[Start of Attachment]
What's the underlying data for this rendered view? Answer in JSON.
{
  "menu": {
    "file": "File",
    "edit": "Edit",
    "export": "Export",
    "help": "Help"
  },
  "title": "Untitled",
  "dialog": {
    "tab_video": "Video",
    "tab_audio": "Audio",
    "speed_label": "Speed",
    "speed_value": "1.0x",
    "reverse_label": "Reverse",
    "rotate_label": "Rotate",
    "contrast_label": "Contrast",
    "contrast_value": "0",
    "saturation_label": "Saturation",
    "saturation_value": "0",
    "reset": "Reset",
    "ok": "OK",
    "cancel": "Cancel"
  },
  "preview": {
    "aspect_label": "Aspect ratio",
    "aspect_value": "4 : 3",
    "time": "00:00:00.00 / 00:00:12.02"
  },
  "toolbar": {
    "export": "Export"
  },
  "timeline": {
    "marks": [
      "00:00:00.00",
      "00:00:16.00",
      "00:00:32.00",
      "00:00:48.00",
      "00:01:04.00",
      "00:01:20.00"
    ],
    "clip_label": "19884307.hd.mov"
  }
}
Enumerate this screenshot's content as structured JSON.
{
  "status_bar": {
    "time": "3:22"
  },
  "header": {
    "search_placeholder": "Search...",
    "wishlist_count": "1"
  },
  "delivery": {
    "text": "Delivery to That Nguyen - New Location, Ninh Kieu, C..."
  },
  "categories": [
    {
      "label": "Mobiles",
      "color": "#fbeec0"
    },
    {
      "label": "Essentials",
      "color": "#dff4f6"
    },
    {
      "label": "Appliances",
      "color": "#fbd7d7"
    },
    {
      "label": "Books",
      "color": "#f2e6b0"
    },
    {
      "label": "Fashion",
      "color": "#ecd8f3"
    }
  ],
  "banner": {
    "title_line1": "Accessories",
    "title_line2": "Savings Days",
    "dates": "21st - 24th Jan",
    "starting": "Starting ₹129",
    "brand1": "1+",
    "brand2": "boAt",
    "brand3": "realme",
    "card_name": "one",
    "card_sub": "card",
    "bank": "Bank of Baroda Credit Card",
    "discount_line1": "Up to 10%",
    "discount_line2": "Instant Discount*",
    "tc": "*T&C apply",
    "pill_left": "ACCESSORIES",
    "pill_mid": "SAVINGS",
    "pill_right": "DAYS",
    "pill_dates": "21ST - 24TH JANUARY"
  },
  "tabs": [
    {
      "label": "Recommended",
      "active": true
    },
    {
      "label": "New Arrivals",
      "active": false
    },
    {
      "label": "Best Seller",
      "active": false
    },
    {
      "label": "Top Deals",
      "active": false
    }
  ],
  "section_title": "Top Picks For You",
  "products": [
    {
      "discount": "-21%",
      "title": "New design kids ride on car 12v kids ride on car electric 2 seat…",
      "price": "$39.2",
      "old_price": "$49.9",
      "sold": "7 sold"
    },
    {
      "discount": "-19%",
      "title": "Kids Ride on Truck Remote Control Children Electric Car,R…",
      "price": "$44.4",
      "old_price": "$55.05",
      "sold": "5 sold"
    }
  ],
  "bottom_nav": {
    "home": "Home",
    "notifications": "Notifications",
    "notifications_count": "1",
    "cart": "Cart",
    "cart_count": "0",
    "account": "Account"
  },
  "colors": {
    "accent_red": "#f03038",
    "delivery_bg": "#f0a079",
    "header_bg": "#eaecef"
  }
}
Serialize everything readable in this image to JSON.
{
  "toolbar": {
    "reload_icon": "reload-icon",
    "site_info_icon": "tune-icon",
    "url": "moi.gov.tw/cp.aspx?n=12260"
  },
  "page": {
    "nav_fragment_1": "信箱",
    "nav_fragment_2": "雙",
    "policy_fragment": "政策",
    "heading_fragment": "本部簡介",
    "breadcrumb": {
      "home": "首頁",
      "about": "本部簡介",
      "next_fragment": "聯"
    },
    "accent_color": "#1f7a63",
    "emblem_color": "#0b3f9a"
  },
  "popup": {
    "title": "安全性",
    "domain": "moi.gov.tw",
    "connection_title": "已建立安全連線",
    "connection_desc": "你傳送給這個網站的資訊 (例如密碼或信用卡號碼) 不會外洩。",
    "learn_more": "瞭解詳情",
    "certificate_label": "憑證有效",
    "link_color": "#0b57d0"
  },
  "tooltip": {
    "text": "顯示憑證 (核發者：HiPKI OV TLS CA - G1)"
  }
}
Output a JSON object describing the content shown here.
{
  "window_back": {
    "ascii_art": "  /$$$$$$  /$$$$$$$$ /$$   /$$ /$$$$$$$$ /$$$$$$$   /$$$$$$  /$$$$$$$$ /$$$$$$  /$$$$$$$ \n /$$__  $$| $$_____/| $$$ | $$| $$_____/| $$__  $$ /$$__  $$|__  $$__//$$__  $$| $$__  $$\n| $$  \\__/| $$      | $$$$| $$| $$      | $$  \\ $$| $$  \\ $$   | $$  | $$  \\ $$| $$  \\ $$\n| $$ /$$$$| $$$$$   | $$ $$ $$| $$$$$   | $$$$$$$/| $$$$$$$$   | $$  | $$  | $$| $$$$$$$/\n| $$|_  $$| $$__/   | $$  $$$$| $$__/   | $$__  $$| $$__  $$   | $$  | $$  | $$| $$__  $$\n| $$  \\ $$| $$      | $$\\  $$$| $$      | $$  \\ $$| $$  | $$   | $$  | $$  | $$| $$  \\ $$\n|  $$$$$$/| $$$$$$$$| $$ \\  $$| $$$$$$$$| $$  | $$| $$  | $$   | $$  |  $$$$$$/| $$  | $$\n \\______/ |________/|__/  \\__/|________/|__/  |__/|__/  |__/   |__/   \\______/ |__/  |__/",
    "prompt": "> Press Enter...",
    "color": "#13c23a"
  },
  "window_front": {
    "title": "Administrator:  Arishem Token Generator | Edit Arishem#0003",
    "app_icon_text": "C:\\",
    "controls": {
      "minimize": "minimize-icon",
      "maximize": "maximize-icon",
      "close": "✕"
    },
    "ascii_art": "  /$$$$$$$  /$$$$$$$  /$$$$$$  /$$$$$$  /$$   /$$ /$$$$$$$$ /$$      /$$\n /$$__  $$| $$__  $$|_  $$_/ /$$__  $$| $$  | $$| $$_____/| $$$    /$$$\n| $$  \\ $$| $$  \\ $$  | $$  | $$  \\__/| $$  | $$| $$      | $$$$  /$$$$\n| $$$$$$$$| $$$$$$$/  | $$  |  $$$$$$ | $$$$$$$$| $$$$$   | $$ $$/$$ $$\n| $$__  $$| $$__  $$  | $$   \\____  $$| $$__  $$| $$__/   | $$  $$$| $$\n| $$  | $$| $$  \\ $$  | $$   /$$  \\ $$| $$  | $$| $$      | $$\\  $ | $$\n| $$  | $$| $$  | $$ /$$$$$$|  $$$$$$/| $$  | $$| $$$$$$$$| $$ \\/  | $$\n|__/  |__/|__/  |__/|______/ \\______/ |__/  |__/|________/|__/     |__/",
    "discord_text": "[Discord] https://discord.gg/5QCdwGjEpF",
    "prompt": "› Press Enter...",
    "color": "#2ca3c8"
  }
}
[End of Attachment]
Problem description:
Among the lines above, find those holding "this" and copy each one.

Final answer:
What's the underlying data for this rendered view? Answer in JSON.
Enumerate this screenshot's content as structured JSON.
Serialize everything readable in this image to JSON.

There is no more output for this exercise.